The symptoms of pneumonia depend on the age of the person, the cause and severity of the infection, and any existing problems with immunity. Some of the symptoms may include:

Rapid breathing

Difficulty breathing




Chest pain

If you or your child or the person you are caring for seems to be recovering well from a cold or flu, but then gets worse, pneumonia may be the cause. See your doctor immediately, since pneumonia can be life threatening to babies, young children and people aged 70 and over.


A doctor can often diagnose pneumonia based on your symptoms and by examining your chest, but sometimes it can be difficult to tell whether you have pneumonia or another kind of chest infection.

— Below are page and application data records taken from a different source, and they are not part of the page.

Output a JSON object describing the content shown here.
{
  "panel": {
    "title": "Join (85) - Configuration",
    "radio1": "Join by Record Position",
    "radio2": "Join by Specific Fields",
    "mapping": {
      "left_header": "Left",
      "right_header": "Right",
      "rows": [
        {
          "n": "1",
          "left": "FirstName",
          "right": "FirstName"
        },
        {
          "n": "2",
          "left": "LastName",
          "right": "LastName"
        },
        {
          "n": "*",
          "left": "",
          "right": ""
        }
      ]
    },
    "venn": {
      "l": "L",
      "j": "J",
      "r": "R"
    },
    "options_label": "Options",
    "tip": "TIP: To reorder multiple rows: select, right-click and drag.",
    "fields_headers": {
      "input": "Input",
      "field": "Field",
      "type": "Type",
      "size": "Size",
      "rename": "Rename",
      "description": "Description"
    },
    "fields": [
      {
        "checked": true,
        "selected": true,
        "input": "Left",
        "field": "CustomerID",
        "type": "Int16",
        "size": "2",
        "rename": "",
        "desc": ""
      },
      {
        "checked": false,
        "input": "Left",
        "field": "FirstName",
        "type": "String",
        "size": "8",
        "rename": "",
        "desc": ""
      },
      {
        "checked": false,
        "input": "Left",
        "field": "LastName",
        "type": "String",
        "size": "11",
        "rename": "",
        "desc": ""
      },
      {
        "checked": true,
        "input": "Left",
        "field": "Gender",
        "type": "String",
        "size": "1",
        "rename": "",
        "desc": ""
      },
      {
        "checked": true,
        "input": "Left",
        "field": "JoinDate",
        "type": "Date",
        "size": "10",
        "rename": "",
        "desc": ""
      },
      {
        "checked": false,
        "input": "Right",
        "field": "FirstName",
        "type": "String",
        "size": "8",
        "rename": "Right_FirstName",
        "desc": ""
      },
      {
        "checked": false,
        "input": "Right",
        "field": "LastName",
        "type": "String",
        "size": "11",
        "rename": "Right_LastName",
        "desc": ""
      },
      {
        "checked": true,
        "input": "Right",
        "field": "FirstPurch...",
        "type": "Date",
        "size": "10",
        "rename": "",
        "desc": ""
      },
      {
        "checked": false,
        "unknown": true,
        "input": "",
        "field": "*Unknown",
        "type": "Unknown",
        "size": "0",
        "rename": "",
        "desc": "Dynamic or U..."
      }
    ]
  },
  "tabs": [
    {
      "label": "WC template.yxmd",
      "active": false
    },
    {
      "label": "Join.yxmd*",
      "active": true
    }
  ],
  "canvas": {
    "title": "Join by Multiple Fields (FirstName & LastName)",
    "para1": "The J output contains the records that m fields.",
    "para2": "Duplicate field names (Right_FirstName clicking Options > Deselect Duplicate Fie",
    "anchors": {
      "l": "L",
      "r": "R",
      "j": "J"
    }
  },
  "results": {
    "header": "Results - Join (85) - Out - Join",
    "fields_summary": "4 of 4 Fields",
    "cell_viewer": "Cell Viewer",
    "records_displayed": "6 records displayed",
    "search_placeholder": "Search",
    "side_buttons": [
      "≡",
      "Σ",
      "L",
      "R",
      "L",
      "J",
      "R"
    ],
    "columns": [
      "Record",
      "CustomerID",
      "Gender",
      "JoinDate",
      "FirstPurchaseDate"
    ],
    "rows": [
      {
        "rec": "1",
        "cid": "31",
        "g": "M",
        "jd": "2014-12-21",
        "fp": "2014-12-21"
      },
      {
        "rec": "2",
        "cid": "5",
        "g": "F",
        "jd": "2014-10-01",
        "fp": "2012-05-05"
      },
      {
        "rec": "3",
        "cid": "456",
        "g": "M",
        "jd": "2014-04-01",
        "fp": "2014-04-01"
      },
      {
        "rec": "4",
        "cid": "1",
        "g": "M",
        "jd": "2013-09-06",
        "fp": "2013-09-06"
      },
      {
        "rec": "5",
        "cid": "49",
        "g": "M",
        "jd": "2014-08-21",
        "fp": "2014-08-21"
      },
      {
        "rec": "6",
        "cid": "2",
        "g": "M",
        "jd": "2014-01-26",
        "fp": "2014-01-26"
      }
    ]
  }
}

General examination

Chest x-rays

Blood tests.


Treatment for pneumonia depends on the age of the individual and the type of infection, but can include:

  • hospital admission for babies, young children and people over 70 years old
  • plenty of fluids taken orally or intravenously
  • antibiotics to kill the infection, if bacteria are the cause
  • medications to relieve pain and reduce fever
  • rest: sitting up is better than lying down. 8

The mean duration of hospital stay for pneumococcal pneumonia rises with age, ranging from six days for those under 65 years of age, to 13 days for those aged 65 or above2.


One of the most common types of bacterial pneumonia is pneumococcal pneumonia, caused by infection with Streptococcus pneumoniae. There are vaccines against this strain that reduce the risk of infection.

You can take steps to protect yourself against pneumococcal pneumonia by:

  • Practicing good hand and home hygiene to minimise the spread of germs.
  • Making your life a smoke-free zone by quitting smoking and/or reducing your exposure to second hand smoke.
  • Having the pneumococcal pneumonia vaccination.

Who is eligible for free pneumococcal pneumonia vaccination?

Under the National Immunisation Program, the following groups are eligible for a free vaccine due to their increased risk of complications from pneumococcal pneumonia:

  • Infants and children aged under 5
  • Children, adolescents and adults who have certain medical conditions that put them at higher risk, including people living with chronic lung disease.
  • Aboriginal and Torres Strait Islander people under the age of 50, who have medical conditions that put them at higher risk, including people living with chronic lung disease
  • All Aboriginal and Torres Strait Islander people aged 50 years and over
  • People aged 70 years and over.

Vaccines are the best defence to reduce the spread of pneumonia. If you are not eligible for a free vaccine, you can still receive it by paying for it. The cost depends on the type of vaccine, the formula and where you buy it from. Your immunisation provider, such as your doctor or pharmacist, can give you more information or you can visit the Department of Health website here.

Influenza is a common preceding viral infection. Being vaccinated against influenza can also help prevent that infection and the pneumonia which may complicate it.


  1. Lung Disease in Australia, 2014, Woolcock Institute of Medical Research.
  2. Australian and New Zealand Society for Geriatric Medicine. Position Statement – Immunisation of older people. Australas J Ageing 2016: 35(1); 67-73
  3. NHMRC, The Australian Immunisation Handbook, 10th Edition, 2013 (updated June 2015) Chapter 4.13. Available at nsf/Content/7B28E87511E08905CA257D4D001DB1F8/$File/Aus-Imm-Handbook.pdf [last accessed Feb, 2017].
  4. World Health Organization (WHO). Pneumonia fact sheet. WHO. Available at [last accessed May, 2018].
  5. State Government of Victoria – Better Health Channel. Pneumonia. Last modified June 2015. Available at [last accessed May, 2018].
  6. Centres for Disease Control and Prevention. Pneumococcal disease. Available at [last accessed March, 2017].
  7. World Health Organization (WHO). Pneumococcal disease. WHO. Available at [last accessed March, 2018].
  8. State Government of Victoria – Better Health Channel. Pneumonia. Last modified June 2015. Available at [last accessed May, 2018].